As the partnership with Microsoft continues to grow, NASCAR has accelerated its adoption of other Microsoft technologies and cloud services. About 18 months ago, NASCAR began its transition into Office 365. Moving to Exchange Online, Skype for Business Online, SharePoint Online and OneDrive for Business, has transformed the way NASCAR does business in a compressed timeframe. No more building on-prem servers and complex infrastructures to support all of these services. Once internal users began to hear about these exciting new features and functionality, they have clamored for rapid migration. SharePoint Online and OneDrive for Business have quickly become the norm. Office 365 has also enabled users to have the best mobile experience they've had, thanks to the great apps for IOS/Android. This is a huge win for NASCAR and our highly mobile workforce.
Building off the momentum from the projects mentioned above has led to a further adoption of Azure for the rest of our enterprise. NASCAR plans to move 25 percent of on-prem server infrastructure into Azure this year, but has much bigger ambitions in mind. Leveraging Azure's Platform as a Service (PaaS) is where the potential for huge gains in efficiency exists. The ability to spin up SQL databases or web apps in a matter of minutes and instantly scale or replicate data anywhere in the world is very attractive. With technology groups aligned internally, NASCAR has also committed to building any new apps using Azure at the forefront. The most recent example of this is a brand new credentialing system, developed by Lixar (an Official Technology Partner of NASCAR) that will process thousands of track passes using a responsive site, all running completely in Azure. The long-term vision is to run much of the track operation from Azure and significantly reduce the footprint of the two traveling data center haulers, while continuing to bring innovation and efficiencies to NASCAR like never before. “We see Microsoft Azure as a key platform for NASCAR as we continue to innovate and deploy critical application to our mobile workforce” said Steve Worling, Managing Director of Information Technology. The future of NASCAR is bright and we are eager to see how we learn and grow with Azure.
Creating a Diverse Culture of Talent in a Multigenerational Workforce
Kim Davis, EVP & CHRO, NFP
Heralding the Era of the Digital Employee and Collaboration
Kevin Taylor, President, Asia Pacific, Middle East and Africa (AMEA), BT
Advanced HR Analytics: The Smarter Way to Acquire & Develop Talent

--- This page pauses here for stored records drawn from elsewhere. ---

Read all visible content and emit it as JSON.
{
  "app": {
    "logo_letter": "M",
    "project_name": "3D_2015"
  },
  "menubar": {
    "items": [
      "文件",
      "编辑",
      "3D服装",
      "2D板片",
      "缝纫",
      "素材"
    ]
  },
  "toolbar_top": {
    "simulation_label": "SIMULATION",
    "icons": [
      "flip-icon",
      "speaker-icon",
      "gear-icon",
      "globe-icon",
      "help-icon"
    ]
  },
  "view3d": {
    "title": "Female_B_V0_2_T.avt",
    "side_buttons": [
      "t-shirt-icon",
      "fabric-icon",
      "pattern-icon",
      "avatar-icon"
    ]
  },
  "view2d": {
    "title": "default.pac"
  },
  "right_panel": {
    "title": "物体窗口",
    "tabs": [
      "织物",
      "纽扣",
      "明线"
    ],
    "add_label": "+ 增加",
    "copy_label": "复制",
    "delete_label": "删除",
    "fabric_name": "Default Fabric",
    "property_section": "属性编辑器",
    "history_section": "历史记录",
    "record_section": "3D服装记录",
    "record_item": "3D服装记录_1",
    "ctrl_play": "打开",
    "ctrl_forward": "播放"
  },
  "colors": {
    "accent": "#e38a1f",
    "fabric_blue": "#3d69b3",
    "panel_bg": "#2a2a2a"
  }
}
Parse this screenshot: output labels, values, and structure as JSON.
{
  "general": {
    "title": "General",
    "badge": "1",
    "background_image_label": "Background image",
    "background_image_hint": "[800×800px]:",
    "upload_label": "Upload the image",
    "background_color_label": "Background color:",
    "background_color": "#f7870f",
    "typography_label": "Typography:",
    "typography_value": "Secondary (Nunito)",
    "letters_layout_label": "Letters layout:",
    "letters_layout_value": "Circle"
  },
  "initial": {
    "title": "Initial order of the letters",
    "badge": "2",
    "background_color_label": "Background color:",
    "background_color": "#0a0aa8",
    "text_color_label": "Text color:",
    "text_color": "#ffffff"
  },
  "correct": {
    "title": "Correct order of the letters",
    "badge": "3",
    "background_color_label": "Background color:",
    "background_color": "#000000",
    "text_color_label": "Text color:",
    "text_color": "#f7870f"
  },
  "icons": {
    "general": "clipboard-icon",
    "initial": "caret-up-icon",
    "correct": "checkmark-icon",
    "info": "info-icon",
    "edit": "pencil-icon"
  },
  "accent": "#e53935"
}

Laurie Shumake, Head of Global Talent Management, Western Union
Knowledge Management Innovation in the Legal Sector: The Value of Interdisciplinary Teams
Camille Reynolds, Senior Director of Knowledge Management, Fenwick & West LLP